**Directions for this task:** The answer should be each line from the entries below that has the word "Manufacture" in it.

**Data about app and page elements:**
---+---

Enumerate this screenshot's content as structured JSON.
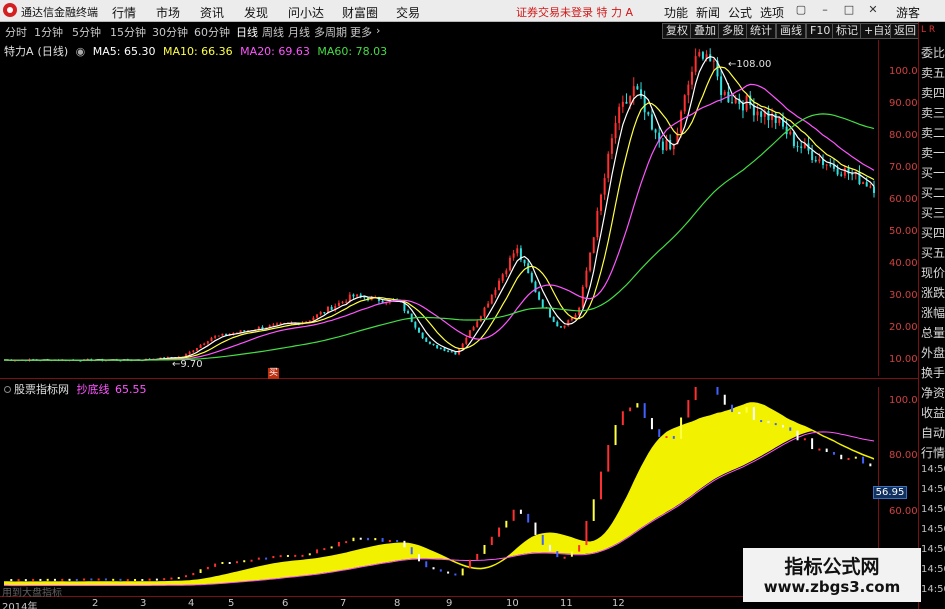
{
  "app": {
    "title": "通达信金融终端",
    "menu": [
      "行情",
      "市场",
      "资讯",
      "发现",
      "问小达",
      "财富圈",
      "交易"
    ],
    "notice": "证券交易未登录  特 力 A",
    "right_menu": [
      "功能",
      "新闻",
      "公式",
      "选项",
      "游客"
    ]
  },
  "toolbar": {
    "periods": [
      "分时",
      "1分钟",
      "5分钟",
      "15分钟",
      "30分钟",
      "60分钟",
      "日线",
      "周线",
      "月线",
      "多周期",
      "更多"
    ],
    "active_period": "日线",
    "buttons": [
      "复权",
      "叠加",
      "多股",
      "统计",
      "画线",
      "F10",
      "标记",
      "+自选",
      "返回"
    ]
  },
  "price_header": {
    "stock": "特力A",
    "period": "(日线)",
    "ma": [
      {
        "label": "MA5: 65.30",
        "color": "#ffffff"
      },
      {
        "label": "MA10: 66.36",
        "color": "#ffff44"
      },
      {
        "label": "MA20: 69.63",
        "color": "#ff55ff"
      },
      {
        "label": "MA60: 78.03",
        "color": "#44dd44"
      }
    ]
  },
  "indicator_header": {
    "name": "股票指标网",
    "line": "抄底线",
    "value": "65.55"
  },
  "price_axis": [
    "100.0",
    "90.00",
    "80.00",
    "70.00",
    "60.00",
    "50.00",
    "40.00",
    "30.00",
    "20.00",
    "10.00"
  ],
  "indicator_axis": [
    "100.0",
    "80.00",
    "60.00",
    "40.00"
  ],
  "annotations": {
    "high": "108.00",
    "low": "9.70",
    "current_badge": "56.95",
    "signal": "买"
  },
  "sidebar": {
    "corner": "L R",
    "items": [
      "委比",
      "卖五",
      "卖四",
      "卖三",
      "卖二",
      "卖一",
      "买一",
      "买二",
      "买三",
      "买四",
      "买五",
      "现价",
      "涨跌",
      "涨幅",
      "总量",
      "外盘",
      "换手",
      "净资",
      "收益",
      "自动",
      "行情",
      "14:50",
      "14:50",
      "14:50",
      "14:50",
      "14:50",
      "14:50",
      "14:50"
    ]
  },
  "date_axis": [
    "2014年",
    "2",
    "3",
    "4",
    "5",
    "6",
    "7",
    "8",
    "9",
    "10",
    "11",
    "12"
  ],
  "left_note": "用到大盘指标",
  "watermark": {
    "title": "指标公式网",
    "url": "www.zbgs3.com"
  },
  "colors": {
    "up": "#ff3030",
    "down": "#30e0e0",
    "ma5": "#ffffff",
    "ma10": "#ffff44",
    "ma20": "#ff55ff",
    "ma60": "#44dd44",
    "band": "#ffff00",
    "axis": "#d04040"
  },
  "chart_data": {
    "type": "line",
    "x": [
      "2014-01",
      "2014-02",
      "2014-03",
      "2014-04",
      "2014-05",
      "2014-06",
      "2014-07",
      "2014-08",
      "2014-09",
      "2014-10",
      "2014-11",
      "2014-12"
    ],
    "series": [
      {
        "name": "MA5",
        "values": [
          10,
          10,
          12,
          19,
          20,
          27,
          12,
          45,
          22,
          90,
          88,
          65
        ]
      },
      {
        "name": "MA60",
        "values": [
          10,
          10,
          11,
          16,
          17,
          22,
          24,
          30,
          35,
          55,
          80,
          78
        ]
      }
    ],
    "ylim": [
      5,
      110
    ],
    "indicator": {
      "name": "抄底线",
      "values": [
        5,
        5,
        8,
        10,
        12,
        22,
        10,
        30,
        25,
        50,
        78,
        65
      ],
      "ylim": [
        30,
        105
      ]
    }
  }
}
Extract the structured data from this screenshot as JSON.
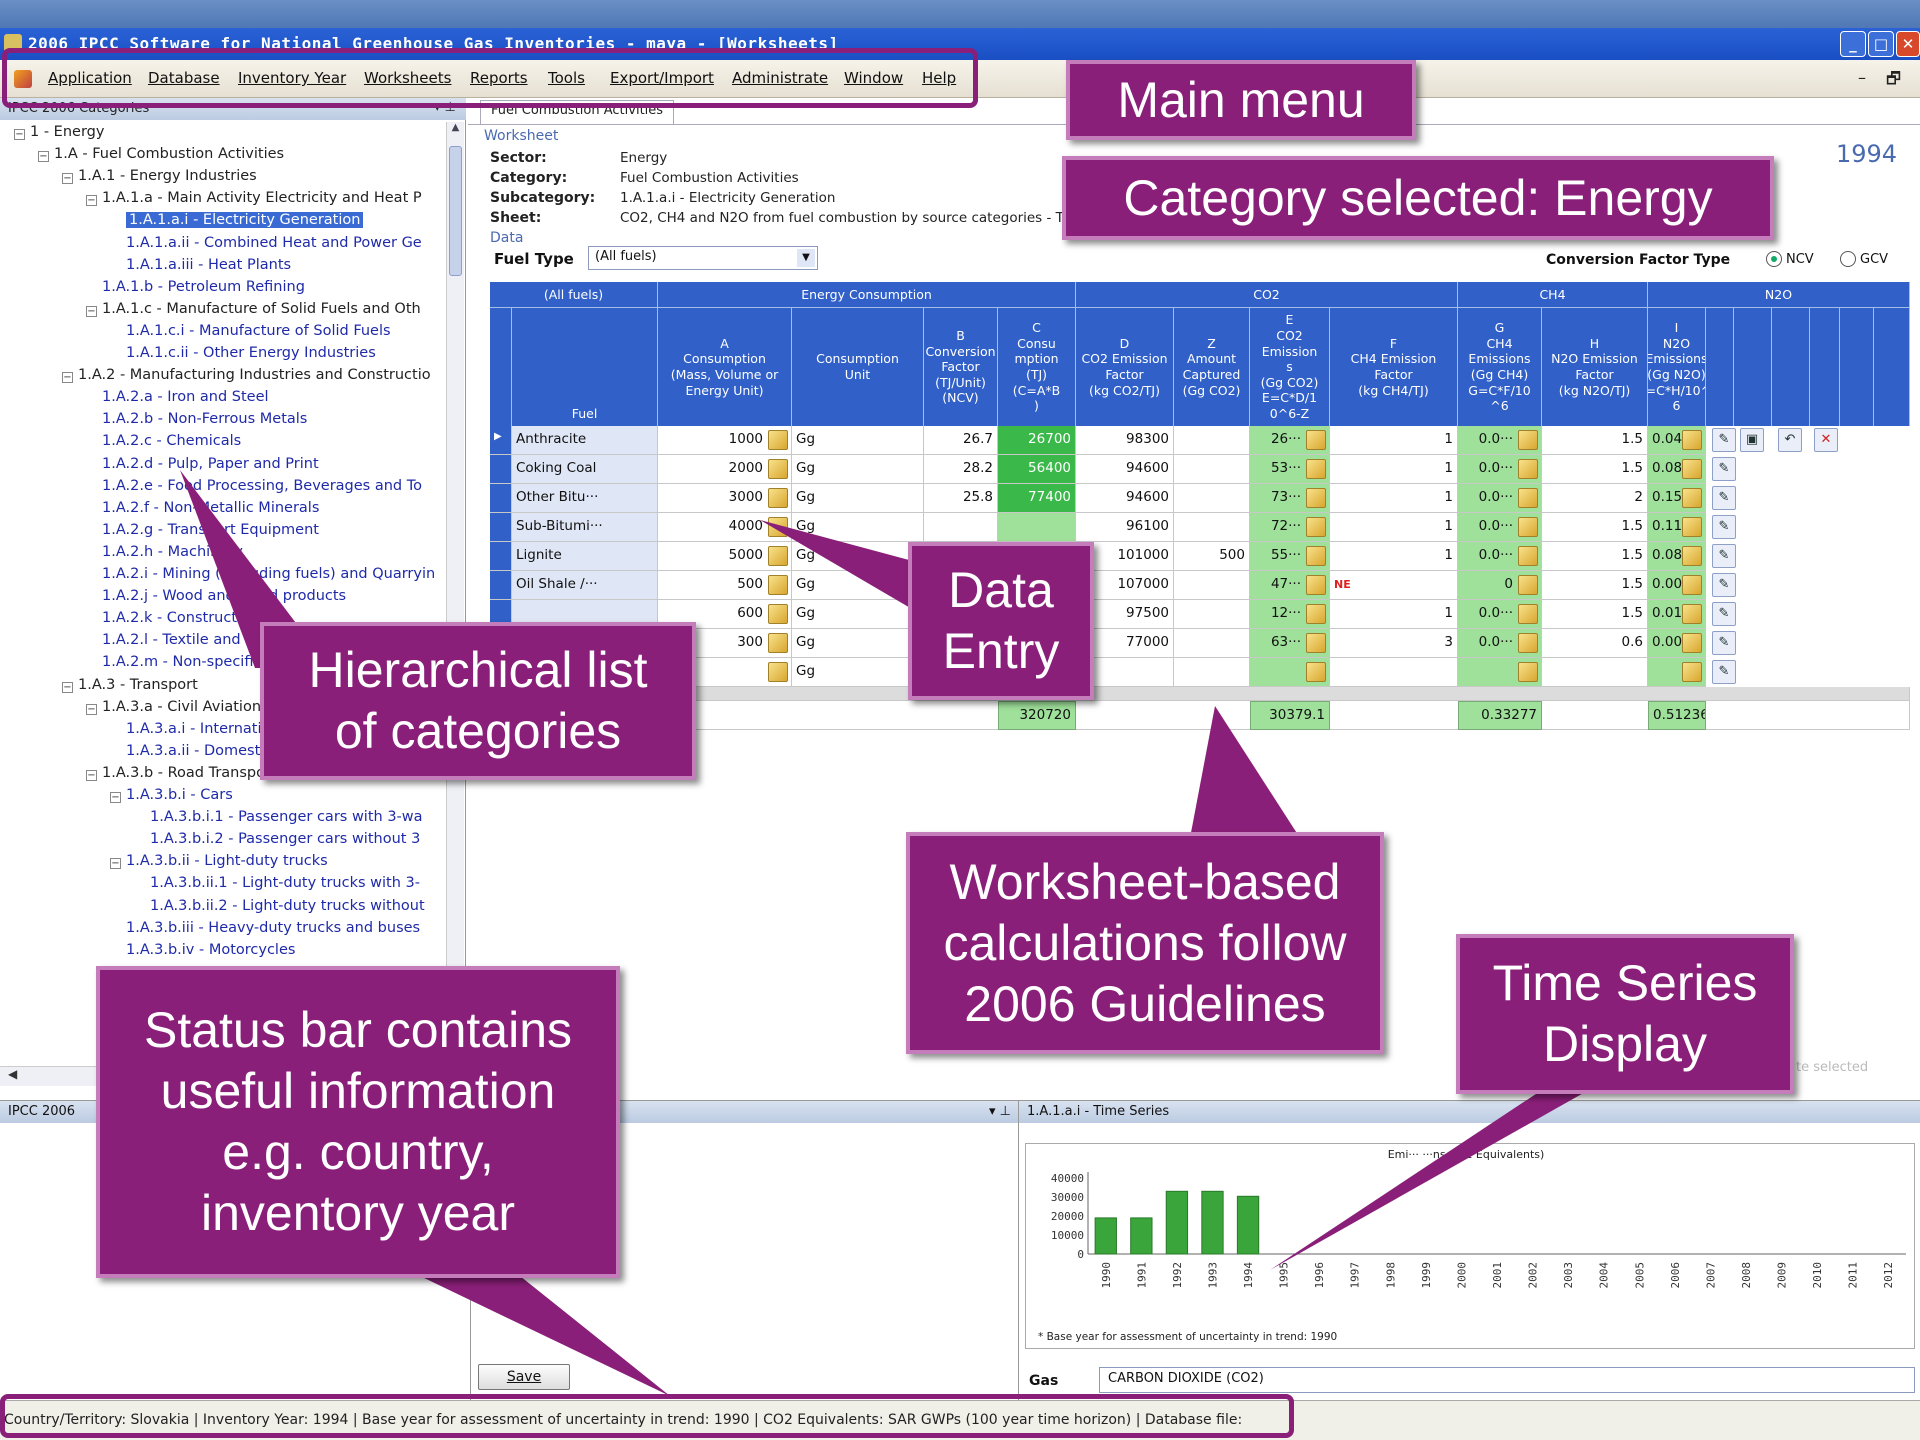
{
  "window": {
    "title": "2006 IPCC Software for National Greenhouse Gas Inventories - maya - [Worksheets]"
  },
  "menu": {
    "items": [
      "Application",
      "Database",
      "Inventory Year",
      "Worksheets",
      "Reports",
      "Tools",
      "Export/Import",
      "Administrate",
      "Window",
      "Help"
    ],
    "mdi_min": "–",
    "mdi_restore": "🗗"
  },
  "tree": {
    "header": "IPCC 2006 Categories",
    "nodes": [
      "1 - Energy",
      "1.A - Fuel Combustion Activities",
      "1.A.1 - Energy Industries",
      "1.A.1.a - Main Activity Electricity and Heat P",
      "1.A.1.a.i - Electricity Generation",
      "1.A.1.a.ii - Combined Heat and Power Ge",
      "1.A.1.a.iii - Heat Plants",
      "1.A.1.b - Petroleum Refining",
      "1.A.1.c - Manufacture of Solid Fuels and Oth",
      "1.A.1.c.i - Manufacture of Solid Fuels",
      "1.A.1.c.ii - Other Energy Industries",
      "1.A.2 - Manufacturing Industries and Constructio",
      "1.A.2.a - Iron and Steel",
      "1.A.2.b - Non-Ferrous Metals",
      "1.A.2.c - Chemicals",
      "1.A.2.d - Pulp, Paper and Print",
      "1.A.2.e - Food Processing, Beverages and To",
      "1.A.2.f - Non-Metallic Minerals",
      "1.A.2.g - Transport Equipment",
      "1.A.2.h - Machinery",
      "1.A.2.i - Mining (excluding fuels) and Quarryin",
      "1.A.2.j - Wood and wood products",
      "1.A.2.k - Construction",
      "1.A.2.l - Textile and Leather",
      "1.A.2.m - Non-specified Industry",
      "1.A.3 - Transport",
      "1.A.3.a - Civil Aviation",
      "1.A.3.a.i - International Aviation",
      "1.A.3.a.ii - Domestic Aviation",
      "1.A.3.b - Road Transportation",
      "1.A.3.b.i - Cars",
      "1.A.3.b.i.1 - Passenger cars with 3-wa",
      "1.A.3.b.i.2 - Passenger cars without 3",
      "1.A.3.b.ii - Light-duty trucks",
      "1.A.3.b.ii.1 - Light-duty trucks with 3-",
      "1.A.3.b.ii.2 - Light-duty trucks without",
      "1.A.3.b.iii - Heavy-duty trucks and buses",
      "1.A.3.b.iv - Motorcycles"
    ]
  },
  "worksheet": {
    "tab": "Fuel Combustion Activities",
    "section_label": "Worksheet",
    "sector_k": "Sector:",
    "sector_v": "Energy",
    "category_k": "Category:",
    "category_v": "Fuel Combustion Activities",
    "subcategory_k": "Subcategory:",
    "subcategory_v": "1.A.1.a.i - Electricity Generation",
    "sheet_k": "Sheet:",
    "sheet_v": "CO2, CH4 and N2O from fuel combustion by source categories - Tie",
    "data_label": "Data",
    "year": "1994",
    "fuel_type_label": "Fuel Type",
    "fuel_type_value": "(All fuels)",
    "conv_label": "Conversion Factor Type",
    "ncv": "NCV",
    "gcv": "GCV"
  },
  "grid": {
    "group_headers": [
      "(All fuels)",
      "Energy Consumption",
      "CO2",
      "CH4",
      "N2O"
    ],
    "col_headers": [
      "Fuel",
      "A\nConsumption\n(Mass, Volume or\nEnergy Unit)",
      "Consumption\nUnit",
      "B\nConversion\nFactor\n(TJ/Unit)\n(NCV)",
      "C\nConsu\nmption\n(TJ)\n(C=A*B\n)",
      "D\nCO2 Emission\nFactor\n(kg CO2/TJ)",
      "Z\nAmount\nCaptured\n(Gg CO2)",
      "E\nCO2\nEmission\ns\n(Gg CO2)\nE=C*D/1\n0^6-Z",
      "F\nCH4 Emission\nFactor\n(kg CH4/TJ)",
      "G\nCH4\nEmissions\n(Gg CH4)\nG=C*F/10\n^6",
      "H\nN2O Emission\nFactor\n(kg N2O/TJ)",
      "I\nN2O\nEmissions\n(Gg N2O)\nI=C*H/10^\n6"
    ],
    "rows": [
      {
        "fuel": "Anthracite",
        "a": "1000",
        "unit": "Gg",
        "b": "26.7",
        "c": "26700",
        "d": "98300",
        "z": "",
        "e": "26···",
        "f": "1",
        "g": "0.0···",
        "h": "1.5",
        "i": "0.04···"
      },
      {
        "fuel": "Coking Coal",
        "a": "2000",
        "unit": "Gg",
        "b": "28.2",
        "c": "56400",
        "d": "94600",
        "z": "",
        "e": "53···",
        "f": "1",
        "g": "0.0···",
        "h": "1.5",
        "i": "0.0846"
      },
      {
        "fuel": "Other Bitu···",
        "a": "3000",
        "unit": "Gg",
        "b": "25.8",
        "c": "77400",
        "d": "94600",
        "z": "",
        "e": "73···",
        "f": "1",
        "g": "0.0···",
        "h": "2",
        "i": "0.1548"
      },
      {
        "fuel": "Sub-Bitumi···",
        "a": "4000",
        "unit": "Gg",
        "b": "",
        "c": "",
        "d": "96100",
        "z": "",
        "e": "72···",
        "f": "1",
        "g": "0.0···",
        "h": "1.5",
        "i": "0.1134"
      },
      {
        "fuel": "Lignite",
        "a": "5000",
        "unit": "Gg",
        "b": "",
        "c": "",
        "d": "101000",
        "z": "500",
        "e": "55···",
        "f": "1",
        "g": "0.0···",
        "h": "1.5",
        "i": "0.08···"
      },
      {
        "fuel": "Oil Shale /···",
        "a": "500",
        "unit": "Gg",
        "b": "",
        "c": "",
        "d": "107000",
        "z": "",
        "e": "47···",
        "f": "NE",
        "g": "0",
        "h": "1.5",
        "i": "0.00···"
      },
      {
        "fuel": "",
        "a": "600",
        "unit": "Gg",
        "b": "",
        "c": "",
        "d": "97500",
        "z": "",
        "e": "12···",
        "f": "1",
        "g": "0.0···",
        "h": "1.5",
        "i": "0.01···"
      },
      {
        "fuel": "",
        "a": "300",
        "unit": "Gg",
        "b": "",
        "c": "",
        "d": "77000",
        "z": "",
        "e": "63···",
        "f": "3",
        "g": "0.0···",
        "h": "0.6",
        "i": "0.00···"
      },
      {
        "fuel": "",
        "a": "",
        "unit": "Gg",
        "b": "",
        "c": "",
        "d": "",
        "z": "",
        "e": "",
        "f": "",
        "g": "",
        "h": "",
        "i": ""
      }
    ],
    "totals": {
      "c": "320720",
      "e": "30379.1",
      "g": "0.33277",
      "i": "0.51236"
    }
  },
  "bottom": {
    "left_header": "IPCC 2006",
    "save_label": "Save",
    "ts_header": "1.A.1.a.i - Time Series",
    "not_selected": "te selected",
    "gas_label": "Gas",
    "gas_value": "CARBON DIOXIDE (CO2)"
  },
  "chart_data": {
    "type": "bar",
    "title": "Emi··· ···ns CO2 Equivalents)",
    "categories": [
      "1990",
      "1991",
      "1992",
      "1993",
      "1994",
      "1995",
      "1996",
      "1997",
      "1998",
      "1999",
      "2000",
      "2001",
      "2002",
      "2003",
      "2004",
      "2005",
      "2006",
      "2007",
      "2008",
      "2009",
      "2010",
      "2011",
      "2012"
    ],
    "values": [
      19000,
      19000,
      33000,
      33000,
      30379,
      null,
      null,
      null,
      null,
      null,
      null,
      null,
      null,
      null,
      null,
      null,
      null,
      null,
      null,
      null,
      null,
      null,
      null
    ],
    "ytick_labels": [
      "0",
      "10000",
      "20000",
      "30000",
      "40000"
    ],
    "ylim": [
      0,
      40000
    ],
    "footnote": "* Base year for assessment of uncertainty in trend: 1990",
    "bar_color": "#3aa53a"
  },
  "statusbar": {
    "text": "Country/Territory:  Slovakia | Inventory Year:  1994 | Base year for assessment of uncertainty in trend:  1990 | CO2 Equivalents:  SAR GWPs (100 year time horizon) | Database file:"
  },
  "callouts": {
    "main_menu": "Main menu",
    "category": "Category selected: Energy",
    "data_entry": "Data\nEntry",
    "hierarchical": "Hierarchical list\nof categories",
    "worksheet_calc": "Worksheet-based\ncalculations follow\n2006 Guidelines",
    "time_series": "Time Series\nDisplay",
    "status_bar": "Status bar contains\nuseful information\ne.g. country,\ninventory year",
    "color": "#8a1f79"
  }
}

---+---

**Answer area:**
      "1.A.1.c - Manufacture of Solid Fuels and Oth",
      "1.A.1.c.i - Manufacture of Solid Fuels",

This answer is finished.